- Task to complete -
The required lines are those that contain "credit"; pull them out of the data and copy them.

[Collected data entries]
== == ==
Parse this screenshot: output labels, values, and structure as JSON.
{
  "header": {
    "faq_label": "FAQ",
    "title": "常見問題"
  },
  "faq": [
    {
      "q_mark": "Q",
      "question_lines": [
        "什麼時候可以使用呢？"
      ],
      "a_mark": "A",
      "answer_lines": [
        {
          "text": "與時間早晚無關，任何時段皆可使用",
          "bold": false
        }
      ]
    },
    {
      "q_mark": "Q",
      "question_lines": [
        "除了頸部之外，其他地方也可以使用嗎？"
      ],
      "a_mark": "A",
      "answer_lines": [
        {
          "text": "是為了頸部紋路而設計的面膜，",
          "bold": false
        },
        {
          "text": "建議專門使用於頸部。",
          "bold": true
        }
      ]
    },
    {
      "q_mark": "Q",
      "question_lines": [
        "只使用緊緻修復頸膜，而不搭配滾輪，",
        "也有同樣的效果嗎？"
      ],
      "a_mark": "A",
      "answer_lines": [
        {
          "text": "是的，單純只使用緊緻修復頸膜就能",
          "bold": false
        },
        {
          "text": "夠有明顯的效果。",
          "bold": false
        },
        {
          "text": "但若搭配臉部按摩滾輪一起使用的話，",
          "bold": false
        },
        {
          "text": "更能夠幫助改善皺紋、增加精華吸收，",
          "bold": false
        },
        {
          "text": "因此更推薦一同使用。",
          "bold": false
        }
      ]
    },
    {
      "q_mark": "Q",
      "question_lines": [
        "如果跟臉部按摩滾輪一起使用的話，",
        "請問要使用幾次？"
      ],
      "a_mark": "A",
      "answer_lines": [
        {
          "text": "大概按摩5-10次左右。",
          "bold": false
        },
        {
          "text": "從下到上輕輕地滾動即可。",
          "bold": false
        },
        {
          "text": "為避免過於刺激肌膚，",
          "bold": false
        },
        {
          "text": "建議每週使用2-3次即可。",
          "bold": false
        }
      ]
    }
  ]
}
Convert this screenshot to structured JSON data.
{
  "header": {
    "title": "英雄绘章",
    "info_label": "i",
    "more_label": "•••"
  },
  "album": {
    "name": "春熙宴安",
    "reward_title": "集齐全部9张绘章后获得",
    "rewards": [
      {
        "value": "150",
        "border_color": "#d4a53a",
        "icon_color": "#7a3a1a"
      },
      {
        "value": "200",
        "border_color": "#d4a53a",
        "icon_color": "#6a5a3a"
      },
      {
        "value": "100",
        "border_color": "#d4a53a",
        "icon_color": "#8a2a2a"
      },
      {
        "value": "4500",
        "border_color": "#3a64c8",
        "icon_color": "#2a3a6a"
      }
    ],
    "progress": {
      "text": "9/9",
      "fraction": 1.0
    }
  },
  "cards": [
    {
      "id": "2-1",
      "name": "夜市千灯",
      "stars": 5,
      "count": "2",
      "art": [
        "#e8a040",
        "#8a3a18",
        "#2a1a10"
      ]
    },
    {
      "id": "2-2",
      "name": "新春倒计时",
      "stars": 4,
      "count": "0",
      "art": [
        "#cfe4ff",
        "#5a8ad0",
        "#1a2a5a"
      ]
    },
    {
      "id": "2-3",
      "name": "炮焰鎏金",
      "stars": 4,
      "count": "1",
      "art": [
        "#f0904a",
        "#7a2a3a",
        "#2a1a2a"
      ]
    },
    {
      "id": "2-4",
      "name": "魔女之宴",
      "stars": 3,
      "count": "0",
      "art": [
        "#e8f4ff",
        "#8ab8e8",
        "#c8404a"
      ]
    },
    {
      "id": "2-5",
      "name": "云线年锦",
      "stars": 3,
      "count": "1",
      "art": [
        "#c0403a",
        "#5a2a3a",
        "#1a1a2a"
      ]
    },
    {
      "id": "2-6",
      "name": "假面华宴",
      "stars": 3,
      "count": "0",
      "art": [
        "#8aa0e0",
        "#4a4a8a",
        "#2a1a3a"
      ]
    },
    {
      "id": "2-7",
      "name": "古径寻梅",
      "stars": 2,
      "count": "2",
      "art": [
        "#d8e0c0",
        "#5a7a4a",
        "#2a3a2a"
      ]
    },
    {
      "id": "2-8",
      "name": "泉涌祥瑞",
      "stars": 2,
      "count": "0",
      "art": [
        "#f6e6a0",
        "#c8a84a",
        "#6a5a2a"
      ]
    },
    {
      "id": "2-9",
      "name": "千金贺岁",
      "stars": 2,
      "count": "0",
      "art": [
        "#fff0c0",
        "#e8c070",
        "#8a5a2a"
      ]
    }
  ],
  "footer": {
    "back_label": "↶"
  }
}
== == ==
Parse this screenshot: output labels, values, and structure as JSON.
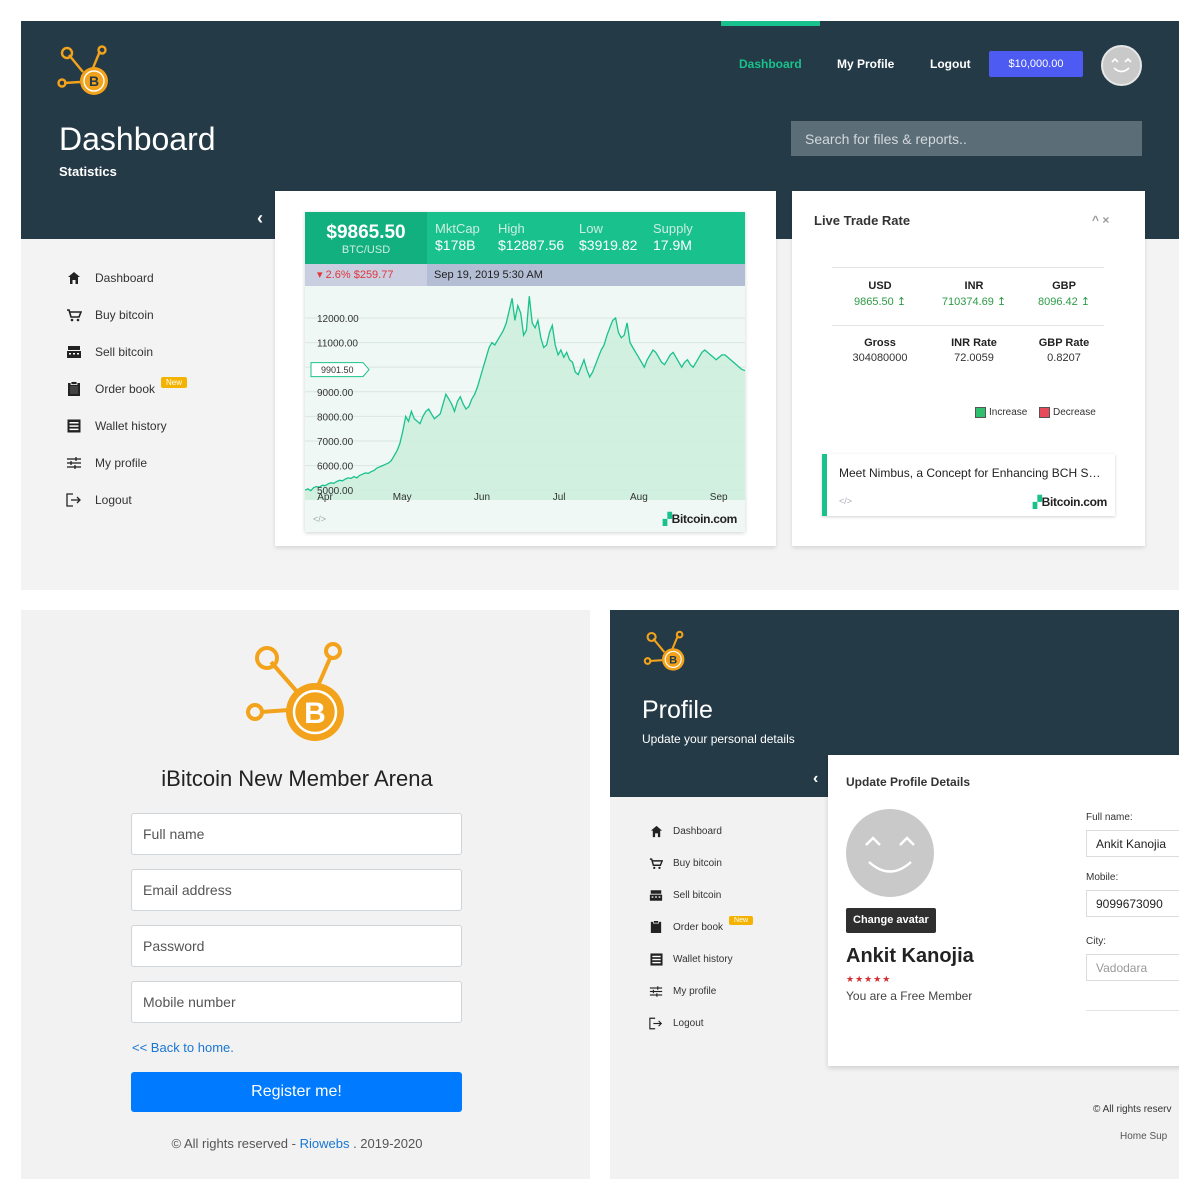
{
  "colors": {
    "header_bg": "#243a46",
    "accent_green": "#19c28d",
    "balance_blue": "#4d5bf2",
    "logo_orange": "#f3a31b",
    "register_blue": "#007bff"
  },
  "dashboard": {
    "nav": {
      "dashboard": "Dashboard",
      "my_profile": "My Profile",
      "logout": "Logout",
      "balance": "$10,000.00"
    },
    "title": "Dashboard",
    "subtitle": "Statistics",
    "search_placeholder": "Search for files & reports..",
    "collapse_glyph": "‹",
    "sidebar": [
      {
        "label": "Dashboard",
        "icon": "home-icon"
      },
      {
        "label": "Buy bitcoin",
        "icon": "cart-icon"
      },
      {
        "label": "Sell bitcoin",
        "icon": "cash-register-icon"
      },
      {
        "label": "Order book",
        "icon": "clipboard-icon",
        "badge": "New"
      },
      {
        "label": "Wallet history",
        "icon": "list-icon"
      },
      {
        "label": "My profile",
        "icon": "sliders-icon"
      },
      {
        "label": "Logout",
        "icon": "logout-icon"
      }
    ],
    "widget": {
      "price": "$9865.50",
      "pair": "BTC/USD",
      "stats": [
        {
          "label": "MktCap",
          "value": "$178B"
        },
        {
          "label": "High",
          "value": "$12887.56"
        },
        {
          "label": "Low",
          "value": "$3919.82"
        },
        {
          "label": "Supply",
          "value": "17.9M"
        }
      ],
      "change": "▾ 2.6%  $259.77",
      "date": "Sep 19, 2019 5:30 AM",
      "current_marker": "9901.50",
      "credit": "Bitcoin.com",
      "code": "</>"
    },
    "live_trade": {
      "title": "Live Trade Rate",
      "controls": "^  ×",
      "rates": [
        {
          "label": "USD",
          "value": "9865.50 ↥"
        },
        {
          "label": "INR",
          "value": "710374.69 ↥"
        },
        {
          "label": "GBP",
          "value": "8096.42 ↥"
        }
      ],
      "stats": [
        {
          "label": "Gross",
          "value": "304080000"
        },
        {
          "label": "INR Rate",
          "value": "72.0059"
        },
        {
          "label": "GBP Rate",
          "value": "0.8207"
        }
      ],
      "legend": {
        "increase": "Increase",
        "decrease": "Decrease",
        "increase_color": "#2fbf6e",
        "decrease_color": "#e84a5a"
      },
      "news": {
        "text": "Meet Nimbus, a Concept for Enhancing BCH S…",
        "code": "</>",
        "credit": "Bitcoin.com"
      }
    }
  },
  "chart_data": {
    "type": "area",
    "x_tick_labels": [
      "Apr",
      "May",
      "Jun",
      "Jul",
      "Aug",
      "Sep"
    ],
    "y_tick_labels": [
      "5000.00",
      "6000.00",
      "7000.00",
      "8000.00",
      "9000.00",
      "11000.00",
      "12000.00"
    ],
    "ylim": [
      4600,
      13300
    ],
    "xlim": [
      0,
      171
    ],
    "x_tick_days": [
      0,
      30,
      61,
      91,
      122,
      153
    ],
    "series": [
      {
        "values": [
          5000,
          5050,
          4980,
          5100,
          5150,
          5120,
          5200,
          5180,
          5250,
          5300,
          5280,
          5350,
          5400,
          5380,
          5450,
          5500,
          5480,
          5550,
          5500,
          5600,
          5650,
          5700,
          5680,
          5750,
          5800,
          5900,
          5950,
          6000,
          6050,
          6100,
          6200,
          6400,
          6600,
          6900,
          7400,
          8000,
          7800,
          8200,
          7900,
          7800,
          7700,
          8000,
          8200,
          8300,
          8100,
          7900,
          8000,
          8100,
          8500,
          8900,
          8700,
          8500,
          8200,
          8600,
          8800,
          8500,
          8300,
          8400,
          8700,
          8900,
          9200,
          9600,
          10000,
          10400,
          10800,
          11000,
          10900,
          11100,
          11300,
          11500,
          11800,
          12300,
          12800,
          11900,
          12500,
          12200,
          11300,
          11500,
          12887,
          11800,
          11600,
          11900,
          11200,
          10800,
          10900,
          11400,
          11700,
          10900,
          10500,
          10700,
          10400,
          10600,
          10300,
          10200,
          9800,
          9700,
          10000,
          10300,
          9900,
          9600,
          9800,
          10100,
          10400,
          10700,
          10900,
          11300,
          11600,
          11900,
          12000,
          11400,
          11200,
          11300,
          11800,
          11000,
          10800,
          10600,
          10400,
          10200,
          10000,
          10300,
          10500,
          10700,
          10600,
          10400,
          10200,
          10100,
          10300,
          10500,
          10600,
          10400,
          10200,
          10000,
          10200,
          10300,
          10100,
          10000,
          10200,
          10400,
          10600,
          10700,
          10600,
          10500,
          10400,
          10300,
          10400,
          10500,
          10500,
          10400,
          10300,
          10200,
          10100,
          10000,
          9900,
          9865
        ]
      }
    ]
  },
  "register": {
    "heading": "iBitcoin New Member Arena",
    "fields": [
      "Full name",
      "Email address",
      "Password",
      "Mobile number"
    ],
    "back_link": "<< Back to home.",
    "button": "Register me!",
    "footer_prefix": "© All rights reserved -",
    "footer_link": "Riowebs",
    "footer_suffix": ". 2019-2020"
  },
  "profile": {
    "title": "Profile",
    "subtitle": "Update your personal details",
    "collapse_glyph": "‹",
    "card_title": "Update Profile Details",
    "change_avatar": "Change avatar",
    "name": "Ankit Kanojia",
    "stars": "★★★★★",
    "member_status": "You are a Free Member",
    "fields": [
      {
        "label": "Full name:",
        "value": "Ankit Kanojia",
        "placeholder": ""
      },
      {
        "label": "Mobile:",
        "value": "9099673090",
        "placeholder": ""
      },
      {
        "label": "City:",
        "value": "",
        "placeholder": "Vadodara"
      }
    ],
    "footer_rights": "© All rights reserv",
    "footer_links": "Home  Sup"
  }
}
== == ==
- Task solution -
      "credit": "Bitcoin.com",
        "credit": "Bitcoin.com"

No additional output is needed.